How do forensic scientists determine who’s blood has been left at a crime scene? • How are paternity tests conducted? • ANSWER: Using restriction enzymes, a technique called Gel Electrophoresis, and a concept called RFLP (restriction fragment length polymorphism)
Individuals have differences in their DNA sequences. • Differences in coding regions (exons) may result in a mutation (ie. Sickle cell anemia) • Differences in noncoding regions (introns) may exist in the form of variations in the number of repeating units
RFLP analysis • If a sample of DNA is digested by a restriction enzyme, the result would be the formation of a number of DNA fragments of various lengths. • Since we all have different DNA (because we all have different numbers of VNTR) exposure to the same restriction enzyme would produce different numbers and lengths of fragments. • This is known as RESTRICTION FRAGMENTS LENGTH POLYMORPHISM
RFLP can be used to identify individuals. • Scenario: A crime is committed and there are 3 suspects. • If the criminal left a sample of blood at the crime scene, RFLPs from this sample can be compared to RFLPs from blood of all suspects to determine who the criminal is.
Gel Electrophoresis • The DNA fragments must be separated and purified from each other for analysis using a process called gel electrophoresis • In this process, the DNA fragments are placed in wells on a “jello-like gel- called agarose (or agar) • The agarose is fibrous and acts like a net • An electrical current is passed through the gel • Since DNA is negatively charged, the fragments of DNA are attracted to the positive end.
As the DNA fragments move through the agar, the small fragments move quickly, but larger fragments move slowly because they get caught up in the fibres of the gel. • A blue dye is added initially to the DNA fragments. When the dye reaches the positive end, the power is turned off.
A fluorescent dye is then used to stain the DNA fragments. • Ideally this creates a band pattern that is unique to each individual.
Molecular Markers are DNA fragments of known lengths. They may be run during a gel electrophoresis so that the fragments of the sample DNA can be compared to the markers to determine approximate length.
In reality, the amount of DNA is usually so large and the bands too numerous that instead of seeing individual bands, a large smear is seen on the gel. • In a process called SOUTHERN BLOTTING, the DNA from the gel can be transferred to a nylon membrane. • The nylon membrane is placed against an X-ray film to read an autoradiogram which will show the band pattern
Match the Suspect • The band pattern of suspect 1 matches the specimen.
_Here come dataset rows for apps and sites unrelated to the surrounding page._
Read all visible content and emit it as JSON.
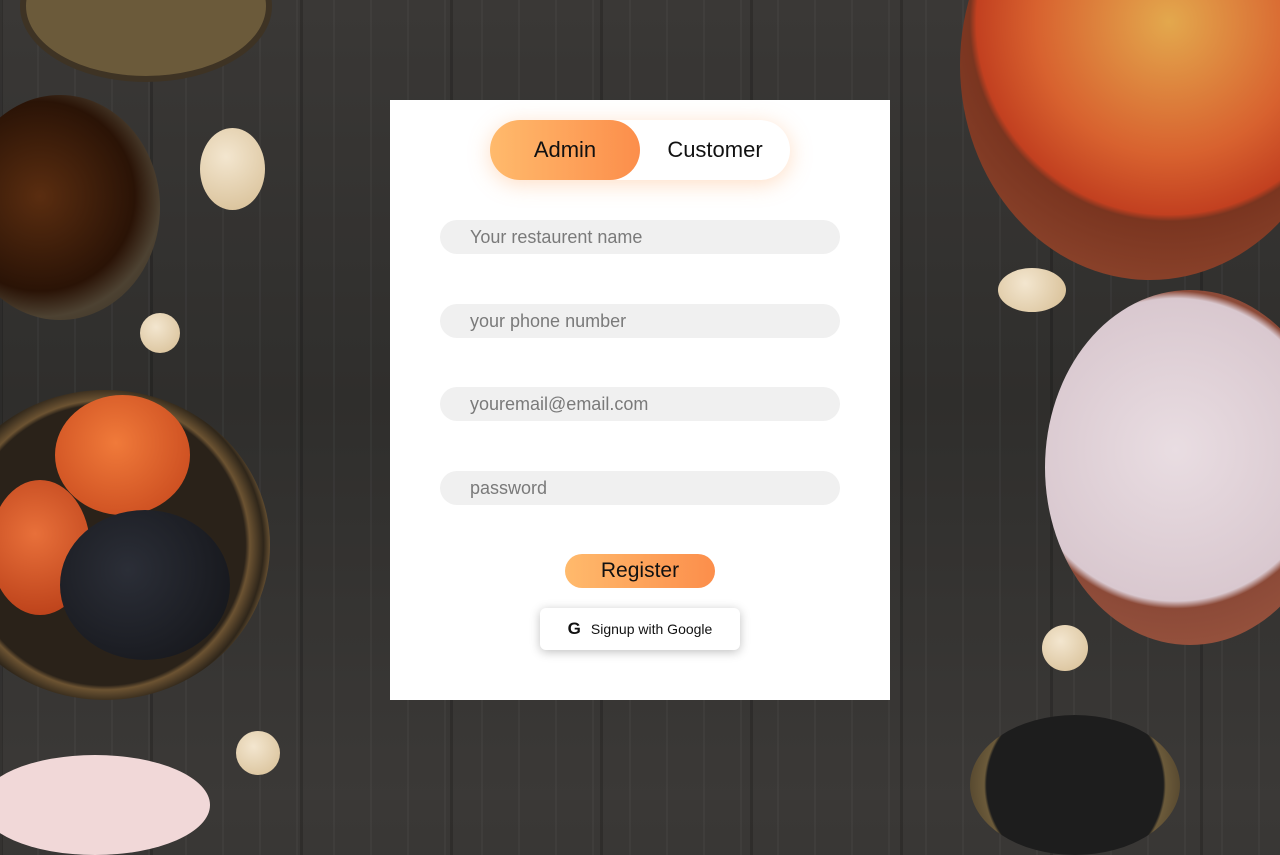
{
  "toggle": {
    "admin_label": "Admin",
    "customer_label": "Customer",
    "active": "Admin"
  },
  "form": {
    "restaurant_placeholder": "Your restaurent name",
    "phone_placeholder": "your phone number",
    "email_placeholder": "youremail@email.com",
    "password_placeholder": "password",
    "register_label": "Register",
    "google_label": "Signup with Google",
    "google_icon": "google-g-icon"
  },
  "colors": {
    "accent_start": "#ffba6c",
    "accent_end": "#fc8e4b",
    "field_bg": "#f0f0f0"
  }
}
Thus, suspect 1 is probably our criminal • The specimen must also be compared to the victim because the victim’s blood may be mixed up in the specimen or it could just be the victim’s blood.
Who’s your Daddy??? • IN paternity test, the child’s DNA is compared to its mother’s and the possible fathers. Since the child has DNA from both its mom and dad, the bands that match its mother can be ignored. • Look at the bands that do not match the mother’s • Who does it match? • The reason the child doesn’t have the exact same DNA of its parents is because it only receives half of each parent’s chromosomes/DNA
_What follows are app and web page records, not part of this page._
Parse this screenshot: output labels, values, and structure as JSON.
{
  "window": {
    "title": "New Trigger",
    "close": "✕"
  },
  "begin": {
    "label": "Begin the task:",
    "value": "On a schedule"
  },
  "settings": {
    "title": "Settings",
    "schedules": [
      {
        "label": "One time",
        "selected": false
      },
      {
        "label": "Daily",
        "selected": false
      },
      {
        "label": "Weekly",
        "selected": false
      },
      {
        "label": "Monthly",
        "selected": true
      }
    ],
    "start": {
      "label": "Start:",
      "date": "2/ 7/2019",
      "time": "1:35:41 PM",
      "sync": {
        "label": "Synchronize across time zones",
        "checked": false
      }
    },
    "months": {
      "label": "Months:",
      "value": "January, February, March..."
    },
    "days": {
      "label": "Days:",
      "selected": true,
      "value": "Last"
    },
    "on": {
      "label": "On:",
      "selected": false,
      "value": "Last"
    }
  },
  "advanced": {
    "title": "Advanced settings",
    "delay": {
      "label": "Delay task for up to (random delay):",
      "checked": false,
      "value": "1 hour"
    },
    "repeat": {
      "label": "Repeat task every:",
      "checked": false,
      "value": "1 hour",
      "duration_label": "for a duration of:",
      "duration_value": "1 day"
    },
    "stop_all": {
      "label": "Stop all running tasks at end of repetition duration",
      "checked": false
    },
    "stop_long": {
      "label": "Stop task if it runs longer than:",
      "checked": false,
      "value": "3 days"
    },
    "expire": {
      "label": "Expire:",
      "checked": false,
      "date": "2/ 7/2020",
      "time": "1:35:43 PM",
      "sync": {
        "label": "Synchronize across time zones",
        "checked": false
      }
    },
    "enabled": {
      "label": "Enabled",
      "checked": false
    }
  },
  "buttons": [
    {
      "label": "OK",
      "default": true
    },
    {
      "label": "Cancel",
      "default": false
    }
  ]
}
PCR: Polymerase Chain Reaction • PCR is a technique used to clone (amplify) DNA • Before the technique was developed, if scientists wanted to make multiple copies of a gene fragment, the gene would have to be inserted into a plasmid and the bacterial cell would make more copies when it replicates its plasmids. Then scientists would have to remove the plasmids and cut out the bacterial genes.
With PCR, many copies of DNA can be made quickly. • This is particularly useful when only a small sample of original DNA is available. • (Ex: If only a small sample of DNA is obtained from a crime scene, PCR may be used to allow for multiple forensic tests.)
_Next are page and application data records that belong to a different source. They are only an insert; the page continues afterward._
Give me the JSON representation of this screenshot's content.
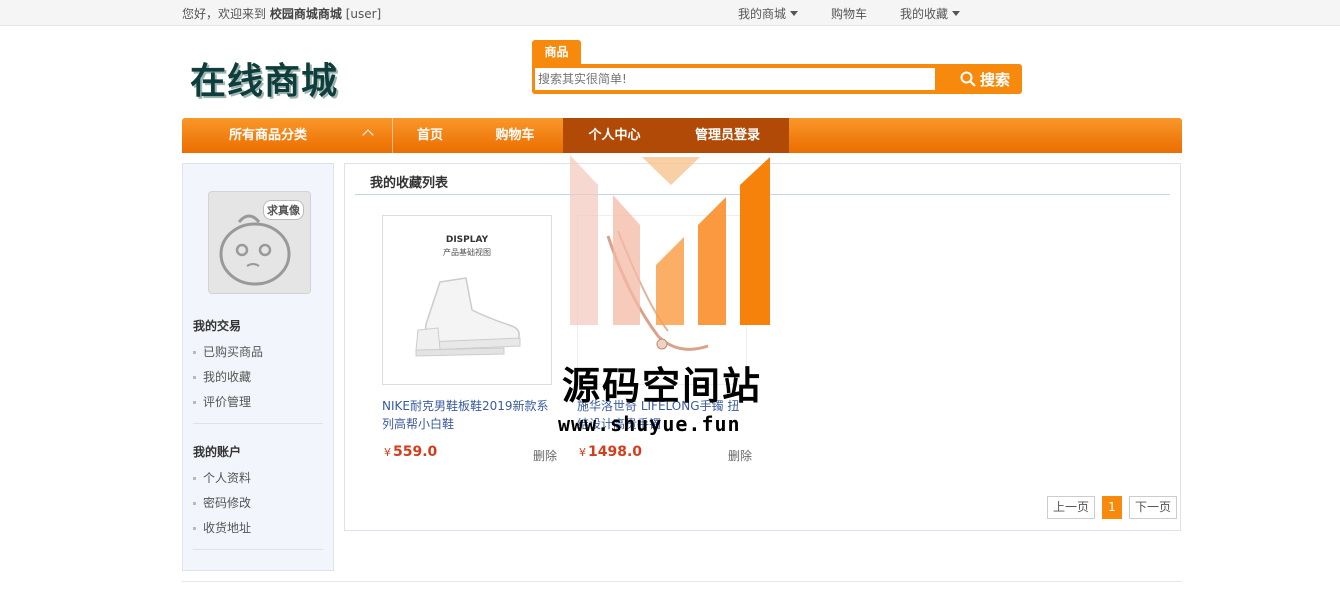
{
  "topbar": {
    "welcome_prefix": "您好，欢迎来到",
    "site_name": "校园商城商城",
    "username": "[user]",
    "links": [
      "我的商城",
      "购物车",
      "我的收藏"
    ]
  },
  "header": {
    "logo_text": "在线商城",
    "search_tab": "商品",
    "search_placeholder": "搜索其实很简单!",
    "search_button": "搜索"
  },
  "nav": {
    "all_categories": "所有商品分类",
    "items": [
      "首页",
      "购物车",
      "个人中心",
      "管理员登录"
    ],
    "active_index": 2
  },
  "sidebar": {
    "avatar_tag": "求真像",
    "sections": [
      {
        "title": "我的交易",
        "items": [
          "已购买商品",
          "我的收藏",
          "评价管理"
        ]
      },
      {
        "title": "我的账户",
        "items": [
          "个人资料",
          "密码修改",
          "收货地址"
        ]
      }
    ]
  },
  "main": {
    "title": "我的收藏列表",
    "products": [
      {
        "name": "NIKE耐克男鞋板鞋2019新款系列高帮小白鞋",
        "currency": "¥",
        "price": "559.0",
        "delete_label": "删除",
        "img_caption_1": "DISPLAY",
        "img_caption_2": "产品基础视图"
      },
      {
        "name": "施华洛世奇 LIFELONG手镯 扭结设计高贵手镯",
        "currency": "¥",
        "price": "1498.0",
        "delete_label": "删除"
      }
    ],
    "pager": {
      "prev": "上一页",
      "current": "1",
      "next": "下一页"
    }
  },
  "watermark": {
    "title": "源码空间站",
    "url": "www.shuyue.fun"
  },
  "colors": {
    "accent": "#f7890d",
    "nav_active": "#b14a06",
    "price": "#d43d1a",
    "link": "#3a5b9f"
  }
}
Before running a DNA through the Gel Electrophoresis for analysis, the sample will undergo PCR to make sure there is enough DNA for adequate testing. • The process of PCR is closely related to DNA replication that occurs within the nucleus of a cell.
DNA REPLICATION The 2 DNA strands are separated using enzymes helicase and gyrase PCR The 2 strands of DNA are separated using heat At temps of 94°C – 96 °C, the hydrogen bonds between the complimentary strand will break, separating the strands
DNA REPLICATION An RNA primer must be added first before DNA nucleotides are added to build a complementary strand to the template strand PCR A DNA primer is used instead because they are easy to produce in labs. (The temp is lowered to 5O°C - 65 °C to allow for the DNA primers to attach) One of the primers is known as a forward primer and the other is a reverse primer cause they start synthesis of DNA in opposite directions
DNA REPLICATION Once the RNA primers have been laid down, DNA polymerase III will build a complementary strand by adding DNA nucleotides PCR Temp raised to 76°C Taq polymerase – a type of DNA polymerase – builds complementary strands using DNA nucleotides that have been added to the solution @ 76°C – the Taq polymerase does not denature because it is extracted from a bacteria that lives in hot springs (Used to hot temps!)
When the complementary strands have been build, the cycle can repeat itself over and over again, doubling the number of copies each time.
Animations • http://highered.mcgraw-hill.com/sites/0072437316/student_view0/chapter16/animations.html#